◆ **ASSIGNMENT**:
Using the data beneath, show every line that includes the word "document".

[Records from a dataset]
==============================
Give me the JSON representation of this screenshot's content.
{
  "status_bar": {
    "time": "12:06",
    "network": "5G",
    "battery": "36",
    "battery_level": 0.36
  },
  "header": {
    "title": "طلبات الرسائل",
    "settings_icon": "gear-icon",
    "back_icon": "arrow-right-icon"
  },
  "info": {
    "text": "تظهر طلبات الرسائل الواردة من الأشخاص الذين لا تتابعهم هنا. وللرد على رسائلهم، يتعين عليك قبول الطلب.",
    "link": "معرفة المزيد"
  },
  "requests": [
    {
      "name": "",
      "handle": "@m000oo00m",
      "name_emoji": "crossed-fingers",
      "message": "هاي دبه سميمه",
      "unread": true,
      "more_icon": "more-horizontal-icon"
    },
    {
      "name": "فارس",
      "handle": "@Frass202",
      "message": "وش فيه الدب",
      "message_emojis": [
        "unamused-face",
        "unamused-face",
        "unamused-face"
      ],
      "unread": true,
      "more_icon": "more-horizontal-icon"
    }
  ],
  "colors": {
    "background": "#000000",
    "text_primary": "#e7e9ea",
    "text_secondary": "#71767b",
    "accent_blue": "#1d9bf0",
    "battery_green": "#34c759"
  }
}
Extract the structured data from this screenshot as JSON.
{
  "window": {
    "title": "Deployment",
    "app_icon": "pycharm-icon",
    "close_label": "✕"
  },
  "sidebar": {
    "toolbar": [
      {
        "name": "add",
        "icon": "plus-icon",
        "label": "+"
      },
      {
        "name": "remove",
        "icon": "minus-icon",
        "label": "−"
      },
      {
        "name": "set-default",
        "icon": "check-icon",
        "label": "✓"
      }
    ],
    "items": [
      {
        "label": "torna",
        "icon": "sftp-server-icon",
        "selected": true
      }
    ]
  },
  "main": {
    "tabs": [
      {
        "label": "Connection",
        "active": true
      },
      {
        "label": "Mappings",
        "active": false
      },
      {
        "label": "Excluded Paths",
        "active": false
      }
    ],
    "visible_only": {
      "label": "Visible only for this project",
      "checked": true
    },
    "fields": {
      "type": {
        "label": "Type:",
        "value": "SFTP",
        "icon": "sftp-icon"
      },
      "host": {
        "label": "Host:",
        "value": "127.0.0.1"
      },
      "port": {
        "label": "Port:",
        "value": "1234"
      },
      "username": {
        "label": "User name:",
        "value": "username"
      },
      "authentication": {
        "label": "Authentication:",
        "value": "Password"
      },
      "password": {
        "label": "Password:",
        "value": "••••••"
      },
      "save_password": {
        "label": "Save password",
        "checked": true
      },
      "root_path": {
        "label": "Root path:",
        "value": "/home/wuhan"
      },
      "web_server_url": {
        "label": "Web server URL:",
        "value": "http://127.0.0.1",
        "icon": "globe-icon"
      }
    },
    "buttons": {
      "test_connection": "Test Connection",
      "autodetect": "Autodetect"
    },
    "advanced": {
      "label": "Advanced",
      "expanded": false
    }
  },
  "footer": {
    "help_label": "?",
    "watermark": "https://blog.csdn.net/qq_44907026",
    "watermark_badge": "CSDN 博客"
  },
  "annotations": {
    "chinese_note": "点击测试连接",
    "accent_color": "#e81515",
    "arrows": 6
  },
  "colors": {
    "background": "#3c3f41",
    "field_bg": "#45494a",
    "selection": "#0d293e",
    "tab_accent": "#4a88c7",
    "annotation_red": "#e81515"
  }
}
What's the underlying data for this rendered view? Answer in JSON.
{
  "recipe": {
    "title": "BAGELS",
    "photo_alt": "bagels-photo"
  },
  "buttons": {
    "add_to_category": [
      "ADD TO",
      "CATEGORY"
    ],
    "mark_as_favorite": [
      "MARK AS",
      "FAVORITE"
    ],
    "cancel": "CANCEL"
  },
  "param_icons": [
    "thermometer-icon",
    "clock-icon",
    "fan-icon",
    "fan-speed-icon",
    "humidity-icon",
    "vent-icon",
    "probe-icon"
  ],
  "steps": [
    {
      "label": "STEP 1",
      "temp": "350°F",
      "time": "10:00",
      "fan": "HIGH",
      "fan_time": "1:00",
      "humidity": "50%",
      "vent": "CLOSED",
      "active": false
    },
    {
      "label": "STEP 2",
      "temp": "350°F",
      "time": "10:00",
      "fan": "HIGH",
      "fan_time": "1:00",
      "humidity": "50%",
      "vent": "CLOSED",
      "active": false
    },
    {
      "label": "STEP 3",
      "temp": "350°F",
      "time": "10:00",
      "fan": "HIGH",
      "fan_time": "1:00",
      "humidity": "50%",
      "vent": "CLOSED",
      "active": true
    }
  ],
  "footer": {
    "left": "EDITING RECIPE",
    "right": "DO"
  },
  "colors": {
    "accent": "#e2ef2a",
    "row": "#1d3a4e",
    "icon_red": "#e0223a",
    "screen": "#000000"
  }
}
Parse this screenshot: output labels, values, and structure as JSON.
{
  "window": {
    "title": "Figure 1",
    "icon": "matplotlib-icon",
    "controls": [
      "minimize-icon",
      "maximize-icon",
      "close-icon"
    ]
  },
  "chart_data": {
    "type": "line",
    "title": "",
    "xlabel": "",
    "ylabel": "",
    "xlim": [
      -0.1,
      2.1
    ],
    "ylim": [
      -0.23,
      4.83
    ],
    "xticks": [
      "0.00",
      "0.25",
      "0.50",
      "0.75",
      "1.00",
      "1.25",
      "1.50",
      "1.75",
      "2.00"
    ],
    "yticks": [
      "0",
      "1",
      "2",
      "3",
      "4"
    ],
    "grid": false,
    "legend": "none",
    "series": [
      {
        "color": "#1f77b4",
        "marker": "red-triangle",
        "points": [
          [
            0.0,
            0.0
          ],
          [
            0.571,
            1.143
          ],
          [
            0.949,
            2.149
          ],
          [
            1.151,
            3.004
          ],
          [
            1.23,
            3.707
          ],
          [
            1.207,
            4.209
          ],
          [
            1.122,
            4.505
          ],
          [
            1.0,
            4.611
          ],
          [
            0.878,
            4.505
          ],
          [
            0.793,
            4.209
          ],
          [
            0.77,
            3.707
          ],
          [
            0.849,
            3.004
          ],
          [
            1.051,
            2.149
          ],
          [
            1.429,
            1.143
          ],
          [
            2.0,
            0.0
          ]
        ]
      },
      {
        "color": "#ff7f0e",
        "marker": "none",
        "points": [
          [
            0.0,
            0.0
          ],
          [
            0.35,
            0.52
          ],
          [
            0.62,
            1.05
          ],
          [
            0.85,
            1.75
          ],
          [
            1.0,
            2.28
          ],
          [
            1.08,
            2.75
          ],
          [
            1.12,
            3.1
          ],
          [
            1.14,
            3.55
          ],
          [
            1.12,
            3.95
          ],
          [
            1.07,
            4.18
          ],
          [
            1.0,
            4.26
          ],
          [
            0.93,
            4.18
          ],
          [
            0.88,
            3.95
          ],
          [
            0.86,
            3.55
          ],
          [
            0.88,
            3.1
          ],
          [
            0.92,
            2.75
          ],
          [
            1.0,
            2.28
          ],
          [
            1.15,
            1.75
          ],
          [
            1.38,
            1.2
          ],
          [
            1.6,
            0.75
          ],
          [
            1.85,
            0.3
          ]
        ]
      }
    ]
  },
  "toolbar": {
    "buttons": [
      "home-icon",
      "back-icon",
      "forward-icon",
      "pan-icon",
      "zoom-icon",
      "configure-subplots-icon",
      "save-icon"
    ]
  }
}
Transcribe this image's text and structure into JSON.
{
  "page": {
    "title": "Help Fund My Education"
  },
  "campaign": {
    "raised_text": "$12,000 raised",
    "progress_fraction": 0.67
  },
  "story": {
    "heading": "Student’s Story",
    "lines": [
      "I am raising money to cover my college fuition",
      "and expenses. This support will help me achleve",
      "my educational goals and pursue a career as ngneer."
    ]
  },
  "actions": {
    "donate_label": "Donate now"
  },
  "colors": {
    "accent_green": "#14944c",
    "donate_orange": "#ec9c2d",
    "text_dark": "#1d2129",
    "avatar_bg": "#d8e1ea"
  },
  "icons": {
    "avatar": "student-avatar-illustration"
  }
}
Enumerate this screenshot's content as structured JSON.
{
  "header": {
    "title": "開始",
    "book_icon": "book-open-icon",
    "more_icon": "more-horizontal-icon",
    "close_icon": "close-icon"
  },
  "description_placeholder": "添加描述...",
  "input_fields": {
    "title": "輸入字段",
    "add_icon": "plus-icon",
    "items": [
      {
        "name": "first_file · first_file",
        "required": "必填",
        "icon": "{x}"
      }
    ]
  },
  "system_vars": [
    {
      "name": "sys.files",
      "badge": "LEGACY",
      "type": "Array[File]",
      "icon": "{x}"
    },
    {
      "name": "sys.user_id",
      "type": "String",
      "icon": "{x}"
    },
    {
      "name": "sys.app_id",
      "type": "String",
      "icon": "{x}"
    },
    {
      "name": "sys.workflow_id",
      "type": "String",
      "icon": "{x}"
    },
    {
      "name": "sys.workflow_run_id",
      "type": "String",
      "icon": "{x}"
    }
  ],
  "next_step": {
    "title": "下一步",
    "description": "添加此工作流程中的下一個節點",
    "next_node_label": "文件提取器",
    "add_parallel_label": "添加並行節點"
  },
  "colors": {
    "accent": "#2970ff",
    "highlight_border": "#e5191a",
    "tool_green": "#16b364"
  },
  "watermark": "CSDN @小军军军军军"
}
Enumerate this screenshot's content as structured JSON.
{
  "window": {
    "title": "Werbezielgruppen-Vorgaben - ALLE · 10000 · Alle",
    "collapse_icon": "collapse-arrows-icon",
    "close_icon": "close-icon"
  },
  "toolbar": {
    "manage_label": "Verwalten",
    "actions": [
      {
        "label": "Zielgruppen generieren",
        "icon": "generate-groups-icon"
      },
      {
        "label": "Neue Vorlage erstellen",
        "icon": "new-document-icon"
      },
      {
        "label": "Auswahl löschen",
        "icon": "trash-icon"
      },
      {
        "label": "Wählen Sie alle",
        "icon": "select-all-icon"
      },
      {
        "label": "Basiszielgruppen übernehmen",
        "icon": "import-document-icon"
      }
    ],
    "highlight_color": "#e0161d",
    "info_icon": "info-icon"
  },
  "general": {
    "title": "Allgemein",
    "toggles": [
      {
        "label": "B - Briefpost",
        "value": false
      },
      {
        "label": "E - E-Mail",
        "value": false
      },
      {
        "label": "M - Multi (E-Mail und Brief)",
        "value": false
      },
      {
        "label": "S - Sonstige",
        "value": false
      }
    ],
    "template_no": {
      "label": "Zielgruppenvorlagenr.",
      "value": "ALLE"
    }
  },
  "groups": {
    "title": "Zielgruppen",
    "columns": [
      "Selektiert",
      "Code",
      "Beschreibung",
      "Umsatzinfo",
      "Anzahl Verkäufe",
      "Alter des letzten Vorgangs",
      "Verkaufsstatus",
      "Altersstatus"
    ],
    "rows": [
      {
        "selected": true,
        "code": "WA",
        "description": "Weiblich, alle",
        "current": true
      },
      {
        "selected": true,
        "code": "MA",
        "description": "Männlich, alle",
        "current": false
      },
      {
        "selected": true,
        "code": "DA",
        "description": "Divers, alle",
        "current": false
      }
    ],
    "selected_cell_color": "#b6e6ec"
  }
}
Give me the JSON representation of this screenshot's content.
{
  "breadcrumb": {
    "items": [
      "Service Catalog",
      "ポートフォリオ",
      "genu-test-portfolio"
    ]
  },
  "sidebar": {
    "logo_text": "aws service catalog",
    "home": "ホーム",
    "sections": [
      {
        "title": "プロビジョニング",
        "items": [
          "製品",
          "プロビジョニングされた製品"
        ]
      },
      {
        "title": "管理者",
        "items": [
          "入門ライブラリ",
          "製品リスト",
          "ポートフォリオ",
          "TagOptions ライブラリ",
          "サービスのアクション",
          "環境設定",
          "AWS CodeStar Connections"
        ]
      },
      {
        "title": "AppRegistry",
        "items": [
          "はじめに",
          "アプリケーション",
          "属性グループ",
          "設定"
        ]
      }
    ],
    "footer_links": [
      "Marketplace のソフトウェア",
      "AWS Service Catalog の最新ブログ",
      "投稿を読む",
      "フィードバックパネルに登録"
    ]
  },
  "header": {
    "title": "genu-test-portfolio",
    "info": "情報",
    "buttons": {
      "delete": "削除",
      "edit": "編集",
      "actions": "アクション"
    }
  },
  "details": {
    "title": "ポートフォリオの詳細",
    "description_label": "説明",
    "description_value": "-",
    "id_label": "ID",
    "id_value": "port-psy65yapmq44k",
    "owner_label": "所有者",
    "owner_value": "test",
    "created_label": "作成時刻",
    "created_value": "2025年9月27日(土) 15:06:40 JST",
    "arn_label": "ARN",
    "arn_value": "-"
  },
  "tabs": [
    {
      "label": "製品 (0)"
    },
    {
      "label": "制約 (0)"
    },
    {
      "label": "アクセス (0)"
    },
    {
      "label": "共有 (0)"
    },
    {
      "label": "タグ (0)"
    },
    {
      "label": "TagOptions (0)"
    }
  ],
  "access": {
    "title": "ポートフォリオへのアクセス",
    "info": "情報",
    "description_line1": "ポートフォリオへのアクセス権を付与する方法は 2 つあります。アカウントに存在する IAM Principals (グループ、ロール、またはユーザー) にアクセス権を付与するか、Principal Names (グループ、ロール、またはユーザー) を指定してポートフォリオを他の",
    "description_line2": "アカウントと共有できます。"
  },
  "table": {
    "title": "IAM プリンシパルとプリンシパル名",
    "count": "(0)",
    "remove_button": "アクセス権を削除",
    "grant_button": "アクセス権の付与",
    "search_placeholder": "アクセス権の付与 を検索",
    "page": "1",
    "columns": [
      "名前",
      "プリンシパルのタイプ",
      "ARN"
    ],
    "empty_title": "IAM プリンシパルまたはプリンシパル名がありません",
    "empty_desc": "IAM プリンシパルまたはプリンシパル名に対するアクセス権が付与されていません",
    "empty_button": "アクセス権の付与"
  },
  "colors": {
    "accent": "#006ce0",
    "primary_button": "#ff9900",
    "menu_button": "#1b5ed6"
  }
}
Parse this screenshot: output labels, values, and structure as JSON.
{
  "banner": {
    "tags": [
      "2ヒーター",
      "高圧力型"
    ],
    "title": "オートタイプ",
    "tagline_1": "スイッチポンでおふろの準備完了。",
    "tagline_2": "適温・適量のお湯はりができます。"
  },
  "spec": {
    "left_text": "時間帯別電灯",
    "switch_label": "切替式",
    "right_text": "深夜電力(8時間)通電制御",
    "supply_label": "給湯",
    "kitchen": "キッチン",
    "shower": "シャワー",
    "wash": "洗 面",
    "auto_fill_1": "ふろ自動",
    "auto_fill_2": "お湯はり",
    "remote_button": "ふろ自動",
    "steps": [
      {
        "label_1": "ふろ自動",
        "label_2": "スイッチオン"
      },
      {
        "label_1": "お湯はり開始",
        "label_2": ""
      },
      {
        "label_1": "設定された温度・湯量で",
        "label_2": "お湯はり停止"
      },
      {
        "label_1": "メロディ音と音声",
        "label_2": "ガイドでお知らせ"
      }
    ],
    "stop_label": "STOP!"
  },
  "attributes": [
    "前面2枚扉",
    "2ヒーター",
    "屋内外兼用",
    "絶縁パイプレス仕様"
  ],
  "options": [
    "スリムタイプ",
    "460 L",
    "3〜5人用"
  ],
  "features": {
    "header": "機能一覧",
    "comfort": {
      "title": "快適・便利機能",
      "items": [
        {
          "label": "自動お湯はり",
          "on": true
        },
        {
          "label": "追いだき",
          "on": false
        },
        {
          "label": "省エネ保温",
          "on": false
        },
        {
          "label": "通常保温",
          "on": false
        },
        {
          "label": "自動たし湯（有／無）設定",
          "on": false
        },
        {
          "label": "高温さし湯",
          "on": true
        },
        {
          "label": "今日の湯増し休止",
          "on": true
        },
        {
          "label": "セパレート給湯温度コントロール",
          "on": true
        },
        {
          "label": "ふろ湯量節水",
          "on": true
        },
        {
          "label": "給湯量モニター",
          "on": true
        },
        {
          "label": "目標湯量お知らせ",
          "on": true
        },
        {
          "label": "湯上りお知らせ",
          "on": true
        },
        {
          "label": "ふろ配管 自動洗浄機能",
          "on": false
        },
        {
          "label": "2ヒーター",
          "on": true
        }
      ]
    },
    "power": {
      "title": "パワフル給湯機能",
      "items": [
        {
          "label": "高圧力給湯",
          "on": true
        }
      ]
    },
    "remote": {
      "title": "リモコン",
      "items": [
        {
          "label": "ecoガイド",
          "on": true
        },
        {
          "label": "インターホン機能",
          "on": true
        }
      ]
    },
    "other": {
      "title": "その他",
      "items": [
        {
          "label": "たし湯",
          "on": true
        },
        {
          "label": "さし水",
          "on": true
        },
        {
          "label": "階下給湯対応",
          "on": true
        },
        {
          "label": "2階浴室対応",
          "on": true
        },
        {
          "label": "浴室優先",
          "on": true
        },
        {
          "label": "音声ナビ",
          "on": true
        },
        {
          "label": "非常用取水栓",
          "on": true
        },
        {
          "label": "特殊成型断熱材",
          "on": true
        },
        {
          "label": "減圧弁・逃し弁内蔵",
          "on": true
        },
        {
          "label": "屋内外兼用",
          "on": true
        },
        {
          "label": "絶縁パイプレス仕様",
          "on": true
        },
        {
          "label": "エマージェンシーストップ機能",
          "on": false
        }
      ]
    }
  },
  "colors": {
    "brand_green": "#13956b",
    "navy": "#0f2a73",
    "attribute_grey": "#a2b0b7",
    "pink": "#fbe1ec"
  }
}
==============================
◆ **EXERCISE SOLUTION**:
        "icon": "new-document-icon"
        "icon": "import-document-icon"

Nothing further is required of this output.